"This is a big problem because these are all things that benefit the poor but barely touch the working class." (emphasis original)
Anger may be the right emotion, but I think he's misdiagnosed its cause -- and undercounted the group of people who fit into the category by limiting it to whites without a college degree.
When I talk to the people who express the kind of thoughts about welfare that Drum describes, they aren't only white, they aren't only those without college degrees, and they aren't "angry" at "the poor." They're angry that they have played by all the rules they were given when they were young -- get an education, work hard at a job, raise a family, etc. -- and they have stopped getting ahead, if they ever were.
These people, many of whom do vote Republican, look askance at two groups: the wealthy who are getting ahead, and what Drum calls the "undeserving poor." (That's an inapt phrase, actually: What I think he means is they are deserving of being poor and undeserving of the benefits they receive.) And in both cases, they resent the laws, and the politicians who made them, that have disproportionately helped these groups. This is the essence of the tea party, which railed against Wall Street bailouts just as much as against spendthrift welfare programs.
Here's the difference: While these people resent Wall Street bailouts, and loopholes and crony capitalism that benefit the well-heeled and well-connected, they recognize and respect the contributions the wealthy made along the way. They understand -- contra populist-mode Hillary Clinton -- that corporations create jobs, because many of them work at one of those corporations. They recognize that corporations generally have humble roots in entrepreneurship, and they want to see more success stories, not fewer. They just don't want the Microsofts, Googles, Boeings, etc. of the world to use that financial power to rewrite the rules in their favor. They blame Republicans in large part for collaborating in that effort. And a lot of Republicans understand this and have been preaching a center-right version of populism; see the talk about defunding the Ex-Im Bank, attacking subsidies for green energy firms, and lowering payroll taxes for working families, among other things.
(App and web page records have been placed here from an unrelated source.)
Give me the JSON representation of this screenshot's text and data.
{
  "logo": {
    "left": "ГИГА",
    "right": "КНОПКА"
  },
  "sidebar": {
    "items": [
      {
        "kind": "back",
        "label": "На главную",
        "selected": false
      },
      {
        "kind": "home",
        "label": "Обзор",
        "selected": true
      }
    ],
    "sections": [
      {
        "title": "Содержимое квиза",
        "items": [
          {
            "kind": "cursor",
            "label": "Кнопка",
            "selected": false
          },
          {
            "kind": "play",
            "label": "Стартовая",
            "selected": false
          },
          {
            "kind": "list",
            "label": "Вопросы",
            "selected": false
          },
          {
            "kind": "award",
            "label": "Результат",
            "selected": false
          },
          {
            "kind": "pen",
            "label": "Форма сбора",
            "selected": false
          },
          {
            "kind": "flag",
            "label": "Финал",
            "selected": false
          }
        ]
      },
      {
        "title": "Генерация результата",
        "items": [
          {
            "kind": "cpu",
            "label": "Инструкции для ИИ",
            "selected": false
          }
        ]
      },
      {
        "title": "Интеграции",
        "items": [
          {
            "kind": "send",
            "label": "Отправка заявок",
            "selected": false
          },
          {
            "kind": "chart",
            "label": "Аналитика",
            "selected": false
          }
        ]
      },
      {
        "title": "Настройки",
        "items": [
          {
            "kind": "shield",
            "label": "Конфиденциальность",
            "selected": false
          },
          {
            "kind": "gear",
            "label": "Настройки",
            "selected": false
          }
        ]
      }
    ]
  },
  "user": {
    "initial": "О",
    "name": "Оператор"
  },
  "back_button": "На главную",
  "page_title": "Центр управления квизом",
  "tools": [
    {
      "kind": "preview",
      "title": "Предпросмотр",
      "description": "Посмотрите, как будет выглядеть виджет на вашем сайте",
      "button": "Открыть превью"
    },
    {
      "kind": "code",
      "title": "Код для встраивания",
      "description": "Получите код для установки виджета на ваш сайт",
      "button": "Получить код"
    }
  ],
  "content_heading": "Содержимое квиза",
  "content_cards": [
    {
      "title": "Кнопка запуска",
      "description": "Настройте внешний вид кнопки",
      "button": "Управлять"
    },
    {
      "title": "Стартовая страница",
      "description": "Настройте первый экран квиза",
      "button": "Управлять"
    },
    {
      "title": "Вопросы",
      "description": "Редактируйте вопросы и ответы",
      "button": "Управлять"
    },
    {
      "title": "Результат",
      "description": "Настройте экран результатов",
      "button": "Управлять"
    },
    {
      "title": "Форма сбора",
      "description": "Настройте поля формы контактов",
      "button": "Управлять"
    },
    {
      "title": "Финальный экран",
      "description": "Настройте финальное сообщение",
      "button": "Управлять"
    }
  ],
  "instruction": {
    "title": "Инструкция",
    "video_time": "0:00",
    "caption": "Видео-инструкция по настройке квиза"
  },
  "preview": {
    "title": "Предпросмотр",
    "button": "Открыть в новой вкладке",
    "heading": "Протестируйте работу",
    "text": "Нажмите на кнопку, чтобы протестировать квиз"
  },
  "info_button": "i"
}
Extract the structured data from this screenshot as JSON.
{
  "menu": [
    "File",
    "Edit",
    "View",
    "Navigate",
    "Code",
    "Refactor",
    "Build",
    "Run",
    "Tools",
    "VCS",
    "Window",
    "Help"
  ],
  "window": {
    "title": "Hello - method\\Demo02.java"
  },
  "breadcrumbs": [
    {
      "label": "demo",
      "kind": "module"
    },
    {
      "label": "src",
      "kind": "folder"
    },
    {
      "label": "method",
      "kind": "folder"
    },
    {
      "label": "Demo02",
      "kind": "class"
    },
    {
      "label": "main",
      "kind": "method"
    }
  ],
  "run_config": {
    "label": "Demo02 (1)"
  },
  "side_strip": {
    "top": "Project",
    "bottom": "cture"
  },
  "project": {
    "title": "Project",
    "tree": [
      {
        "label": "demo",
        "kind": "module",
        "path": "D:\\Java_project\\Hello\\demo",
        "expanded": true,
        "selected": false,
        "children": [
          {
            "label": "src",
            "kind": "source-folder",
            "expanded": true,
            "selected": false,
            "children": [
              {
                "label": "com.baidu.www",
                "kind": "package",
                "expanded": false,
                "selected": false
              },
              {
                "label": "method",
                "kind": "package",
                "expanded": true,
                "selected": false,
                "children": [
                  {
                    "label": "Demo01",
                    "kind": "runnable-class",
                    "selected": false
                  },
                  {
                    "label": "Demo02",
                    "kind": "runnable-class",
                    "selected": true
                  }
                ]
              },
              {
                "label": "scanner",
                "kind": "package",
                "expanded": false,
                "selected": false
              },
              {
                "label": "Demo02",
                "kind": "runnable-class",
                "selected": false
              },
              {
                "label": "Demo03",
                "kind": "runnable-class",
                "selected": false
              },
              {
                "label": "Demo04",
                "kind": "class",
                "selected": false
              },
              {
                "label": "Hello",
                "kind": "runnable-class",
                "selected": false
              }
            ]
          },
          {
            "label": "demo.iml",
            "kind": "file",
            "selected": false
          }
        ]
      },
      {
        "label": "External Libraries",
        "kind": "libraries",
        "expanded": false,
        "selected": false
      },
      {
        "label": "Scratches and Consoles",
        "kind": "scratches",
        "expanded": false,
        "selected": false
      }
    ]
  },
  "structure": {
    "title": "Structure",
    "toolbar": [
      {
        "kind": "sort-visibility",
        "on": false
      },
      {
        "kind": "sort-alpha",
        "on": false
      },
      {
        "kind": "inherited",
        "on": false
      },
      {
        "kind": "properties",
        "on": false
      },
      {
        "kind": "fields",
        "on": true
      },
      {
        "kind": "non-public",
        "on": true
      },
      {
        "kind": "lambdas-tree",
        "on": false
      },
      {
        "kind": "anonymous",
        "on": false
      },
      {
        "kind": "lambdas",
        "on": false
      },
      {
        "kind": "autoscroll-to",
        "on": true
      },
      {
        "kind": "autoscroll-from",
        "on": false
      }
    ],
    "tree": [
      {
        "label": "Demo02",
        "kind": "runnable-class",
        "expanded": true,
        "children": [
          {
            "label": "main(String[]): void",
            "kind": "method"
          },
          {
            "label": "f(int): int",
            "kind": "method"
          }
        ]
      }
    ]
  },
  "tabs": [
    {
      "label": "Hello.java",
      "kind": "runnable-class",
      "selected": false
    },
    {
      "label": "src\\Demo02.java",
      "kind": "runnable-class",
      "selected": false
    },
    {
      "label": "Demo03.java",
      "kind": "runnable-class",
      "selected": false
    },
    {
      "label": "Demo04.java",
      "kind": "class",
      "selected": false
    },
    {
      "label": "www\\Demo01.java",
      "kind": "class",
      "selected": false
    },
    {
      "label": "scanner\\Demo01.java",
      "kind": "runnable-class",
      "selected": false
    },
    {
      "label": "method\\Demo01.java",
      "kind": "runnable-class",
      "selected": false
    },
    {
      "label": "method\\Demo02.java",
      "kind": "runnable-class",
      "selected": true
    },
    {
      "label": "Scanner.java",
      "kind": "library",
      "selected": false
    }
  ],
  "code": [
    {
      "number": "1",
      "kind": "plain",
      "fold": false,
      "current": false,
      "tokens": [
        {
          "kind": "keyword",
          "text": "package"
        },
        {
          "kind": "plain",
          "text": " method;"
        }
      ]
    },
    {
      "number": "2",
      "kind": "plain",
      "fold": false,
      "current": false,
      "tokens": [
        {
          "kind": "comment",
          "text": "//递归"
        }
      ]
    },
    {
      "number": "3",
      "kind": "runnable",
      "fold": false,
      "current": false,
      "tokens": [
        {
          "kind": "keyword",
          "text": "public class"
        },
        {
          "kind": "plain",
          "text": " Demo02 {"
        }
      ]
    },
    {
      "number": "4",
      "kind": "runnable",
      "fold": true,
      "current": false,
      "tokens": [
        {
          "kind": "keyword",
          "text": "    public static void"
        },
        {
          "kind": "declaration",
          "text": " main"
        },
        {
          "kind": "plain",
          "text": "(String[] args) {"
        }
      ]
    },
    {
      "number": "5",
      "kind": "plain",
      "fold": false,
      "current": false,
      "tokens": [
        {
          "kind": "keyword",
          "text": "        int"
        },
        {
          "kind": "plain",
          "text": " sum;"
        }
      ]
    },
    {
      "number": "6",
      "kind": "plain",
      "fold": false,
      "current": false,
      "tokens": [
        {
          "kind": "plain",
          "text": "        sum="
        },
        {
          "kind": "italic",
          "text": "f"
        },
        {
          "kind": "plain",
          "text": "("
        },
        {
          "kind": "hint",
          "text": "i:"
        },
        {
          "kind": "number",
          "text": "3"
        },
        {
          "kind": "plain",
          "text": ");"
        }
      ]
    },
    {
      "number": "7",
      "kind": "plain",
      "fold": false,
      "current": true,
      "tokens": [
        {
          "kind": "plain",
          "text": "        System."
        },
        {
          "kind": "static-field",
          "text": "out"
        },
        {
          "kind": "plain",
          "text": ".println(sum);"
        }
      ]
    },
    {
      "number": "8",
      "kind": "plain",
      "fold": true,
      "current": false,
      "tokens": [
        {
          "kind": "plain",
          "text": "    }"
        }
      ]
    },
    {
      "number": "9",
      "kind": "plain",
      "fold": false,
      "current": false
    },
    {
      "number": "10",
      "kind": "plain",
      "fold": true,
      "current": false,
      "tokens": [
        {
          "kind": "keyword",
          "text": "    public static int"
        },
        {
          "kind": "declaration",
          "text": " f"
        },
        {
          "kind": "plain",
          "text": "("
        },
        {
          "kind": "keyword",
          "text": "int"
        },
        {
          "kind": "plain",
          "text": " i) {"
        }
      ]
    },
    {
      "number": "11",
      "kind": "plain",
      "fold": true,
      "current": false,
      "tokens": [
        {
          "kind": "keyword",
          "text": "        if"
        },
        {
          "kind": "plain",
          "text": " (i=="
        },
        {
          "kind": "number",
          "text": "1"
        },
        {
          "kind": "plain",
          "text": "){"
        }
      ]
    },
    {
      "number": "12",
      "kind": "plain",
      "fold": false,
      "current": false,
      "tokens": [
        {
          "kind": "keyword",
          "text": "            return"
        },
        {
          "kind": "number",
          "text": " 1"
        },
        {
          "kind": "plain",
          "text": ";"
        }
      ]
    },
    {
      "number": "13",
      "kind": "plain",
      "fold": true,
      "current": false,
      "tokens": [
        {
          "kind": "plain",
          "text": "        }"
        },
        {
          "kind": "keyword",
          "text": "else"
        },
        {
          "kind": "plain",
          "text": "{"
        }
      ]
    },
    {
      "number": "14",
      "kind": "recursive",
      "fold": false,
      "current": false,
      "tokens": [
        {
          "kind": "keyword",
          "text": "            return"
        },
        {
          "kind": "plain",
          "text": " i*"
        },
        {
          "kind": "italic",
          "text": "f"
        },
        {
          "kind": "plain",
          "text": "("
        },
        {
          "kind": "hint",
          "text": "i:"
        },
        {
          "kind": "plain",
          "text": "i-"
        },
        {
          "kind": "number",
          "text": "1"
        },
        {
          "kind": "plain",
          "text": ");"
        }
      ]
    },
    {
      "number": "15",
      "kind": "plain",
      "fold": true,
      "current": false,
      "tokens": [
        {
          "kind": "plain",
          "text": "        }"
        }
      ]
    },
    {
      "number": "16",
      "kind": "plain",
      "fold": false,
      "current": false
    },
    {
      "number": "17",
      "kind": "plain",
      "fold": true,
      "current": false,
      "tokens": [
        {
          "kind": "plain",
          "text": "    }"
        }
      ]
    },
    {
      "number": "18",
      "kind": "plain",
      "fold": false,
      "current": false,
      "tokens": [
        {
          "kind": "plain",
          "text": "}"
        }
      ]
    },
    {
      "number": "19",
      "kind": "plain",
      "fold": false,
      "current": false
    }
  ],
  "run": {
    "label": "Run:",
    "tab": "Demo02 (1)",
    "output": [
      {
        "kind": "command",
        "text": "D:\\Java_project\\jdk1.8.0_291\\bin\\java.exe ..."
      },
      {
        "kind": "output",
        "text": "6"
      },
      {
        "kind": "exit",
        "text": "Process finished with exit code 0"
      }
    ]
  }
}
You can expect this to be a major theme in the 2016 elections -- unlike in 2012, when the GOP harped on President Obama's "you didn't build that" comment but didn't offer more than that to those who aren't entrepreneurs but rather work for them (or the companies they built).
But these people have no such recognition or respect for the "undeserving poor," or what others have called "moochers." As Drum notes, this does not encompass all of the poor; there is a distinction. Many of these people give their time and money to what I will call by way of distinguishing them (with my earlier objection to the phrase still in place) the "deserving poor." But they know all too well that there are plenty of people on the dole who could be contributing instead, and they resent that without any of the mitigating factors I described for those at the other, upper end of the income scale.
Yet up to and including last month's election, Democrats showed no understanding of, much less sympathy for, their attitude. In fact, Democrats were more apt to tell them they already cared for these people. Didn't we pass Obamacare for you? Never mind that, as Schumer indicated, the response from these voters was, No, you most certainly did not pass Obamacare for "me."
So the importance of Schumer's speech depends on the degree to which he was speaking for other Democrats and/or can talk them into sharing his belief. I have long thought the Senate Democrats would have been much more formidable -- and successful in both policy and politics -- had Schumer been majority leader rather than the feckless, cynical Harry Reid.
Chances are, I will still disagree with much of what Schumer would prescribe for the problem. But at least he understands the problem.